Willem De Kooning, Composition, 1955
Oil, enamel, and charcoal on canvas, 201 x 175.6 cm. Solomon R. Guggenheim Museum, New York 55.1419. © 2012 The Willem De Kooning Foundation/Artists Rights Society (ARS), New York.
The descriptions of the artist are also excellent. Following are some excerpts on De Kooning, this one on his method:
Willem De Kooning most often worked from observing reality, primarily figures and the landscape. From 1950 to 1955, he completed his famous Women series, which integrated the human form with the aggressive paint application, bold colors, and sweeping strokes of Abstract Expressionism.
And, this paragraph describing his coming to the United States and early employment by the WPA:
De Kooning came to the United States in 1926 and settled briefly in Hoboken, New Jersey.

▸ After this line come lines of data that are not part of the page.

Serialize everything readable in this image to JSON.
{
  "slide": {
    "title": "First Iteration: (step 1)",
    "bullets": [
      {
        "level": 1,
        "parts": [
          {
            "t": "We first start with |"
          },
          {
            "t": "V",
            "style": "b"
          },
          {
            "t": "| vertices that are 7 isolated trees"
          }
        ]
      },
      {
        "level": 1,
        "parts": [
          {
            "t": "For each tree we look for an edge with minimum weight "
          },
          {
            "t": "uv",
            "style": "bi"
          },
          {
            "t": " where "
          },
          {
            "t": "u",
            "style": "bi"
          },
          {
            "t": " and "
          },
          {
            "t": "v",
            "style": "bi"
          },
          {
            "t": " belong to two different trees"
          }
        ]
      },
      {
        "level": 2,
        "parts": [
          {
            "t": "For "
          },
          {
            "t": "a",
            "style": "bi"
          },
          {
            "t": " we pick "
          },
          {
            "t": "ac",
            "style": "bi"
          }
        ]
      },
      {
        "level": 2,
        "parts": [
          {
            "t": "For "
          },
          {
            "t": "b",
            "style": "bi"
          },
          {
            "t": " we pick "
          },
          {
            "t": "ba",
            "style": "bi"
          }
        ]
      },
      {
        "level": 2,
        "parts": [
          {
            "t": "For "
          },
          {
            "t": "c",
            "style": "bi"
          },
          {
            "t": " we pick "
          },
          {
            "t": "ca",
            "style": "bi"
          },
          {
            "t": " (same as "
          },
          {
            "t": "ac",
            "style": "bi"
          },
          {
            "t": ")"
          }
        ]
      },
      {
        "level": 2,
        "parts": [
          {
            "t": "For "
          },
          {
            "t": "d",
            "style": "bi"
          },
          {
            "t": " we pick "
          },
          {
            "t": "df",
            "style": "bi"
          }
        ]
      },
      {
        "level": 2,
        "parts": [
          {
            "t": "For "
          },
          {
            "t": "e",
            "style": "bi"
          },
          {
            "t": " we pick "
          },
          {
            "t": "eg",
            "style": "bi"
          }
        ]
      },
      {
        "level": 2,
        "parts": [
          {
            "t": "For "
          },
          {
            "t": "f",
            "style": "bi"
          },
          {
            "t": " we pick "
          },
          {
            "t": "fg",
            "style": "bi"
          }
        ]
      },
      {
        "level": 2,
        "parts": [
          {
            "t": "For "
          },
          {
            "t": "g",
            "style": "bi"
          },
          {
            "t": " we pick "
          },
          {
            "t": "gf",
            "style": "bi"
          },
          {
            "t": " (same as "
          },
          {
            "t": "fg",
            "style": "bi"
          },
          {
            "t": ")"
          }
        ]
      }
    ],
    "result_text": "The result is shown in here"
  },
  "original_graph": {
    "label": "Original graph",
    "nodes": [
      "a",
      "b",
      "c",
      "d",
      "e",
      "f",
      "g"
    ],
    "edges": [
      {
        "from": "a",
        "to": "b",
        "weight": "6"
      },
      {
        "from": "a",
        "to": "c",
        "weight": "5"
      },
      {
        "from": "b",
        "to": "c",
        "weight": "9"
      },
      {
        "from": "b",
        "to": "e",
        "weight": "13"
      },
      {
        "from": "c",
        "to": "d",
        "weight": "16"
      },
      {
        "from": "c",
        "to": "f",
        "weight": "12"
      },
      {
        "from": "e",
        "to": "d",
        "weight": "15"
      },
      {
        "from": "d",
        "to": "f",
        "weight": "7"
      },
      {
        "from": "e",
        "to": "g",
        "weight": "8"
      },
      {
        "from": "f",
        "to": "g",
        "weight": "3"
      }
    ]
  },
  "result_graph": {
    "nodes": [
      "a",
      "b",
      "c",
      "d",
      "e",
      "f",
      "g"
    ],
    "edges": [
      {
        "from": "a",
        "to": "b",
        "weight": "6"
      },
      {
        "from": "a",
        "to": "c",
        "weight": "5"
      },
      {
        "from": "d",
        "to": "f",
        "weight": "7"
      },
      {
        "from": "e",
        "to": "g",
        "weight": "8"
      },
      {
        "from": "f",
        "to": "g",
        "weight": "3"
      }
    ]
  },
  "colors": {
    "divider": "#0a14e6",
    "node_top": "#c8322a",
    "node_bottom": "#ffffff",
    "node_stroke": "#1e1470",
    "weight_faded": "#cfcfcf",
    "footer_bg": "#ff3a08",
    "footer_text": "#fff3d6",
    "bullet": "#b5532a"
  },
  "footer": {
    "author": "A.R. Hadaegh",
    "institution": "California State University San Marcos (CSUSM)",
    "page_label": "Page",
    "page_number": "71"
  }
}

He worked as a house painter before moving to New York in 1927, where he met Stuart Davis, Arshile Gorky, and John Graham. He took various commercial-art and odd jobs until 1935, when he was employed in the mural and easel divisions of the Works Progress Administration Federal Art Project.
There is also additional detailed biography material on De Kooning: Biography.
The biographical notes on Reial not only contain pertinent information, but also a description of her technique that virtually comes alive with the reading:
In 1955, five years after leaving Hungary for Paris, where she was briefly associated with André Breton’s Surrealist group, Judit Reigl began a new series to explore the process of painting as a dynamic and corporeal activity. The resulting works, Outburst (1955–57), feature masses of exploded paint that traverse the surface of the canvas tracing the movements of the artist’s body in action.
This canvas,[Outburst] like each work in the rest of the series, was realized in a single session. Using a stretched canvas, which she tilted against a wall, Reigl worked by hurling a mixture of industrial pigment and linseed oil onto the surface by hand, adding paint with a long and flexible knife, then spreading and flattening it into diagonal bands with a bent curtain rod.
The online visuals show a selection of 20 of the works in the exhibition, which can be made larger with just a click. There is also a short video clip of the exhibition with interviews with the curators, Tracey Bashkoff, Curator, Collections and Exhibitions, and Megan Fontanella, Assistant Curator, Collections and Provenance.
Perhaps the Museum will offer a digital download of the Exhibition Catalouge, as it has done with the historical Catalogues related to the exhibition, and that it will develop an app, incorporating the most advanced technology, similar to the technology used with the museums in the GoogleArt Project.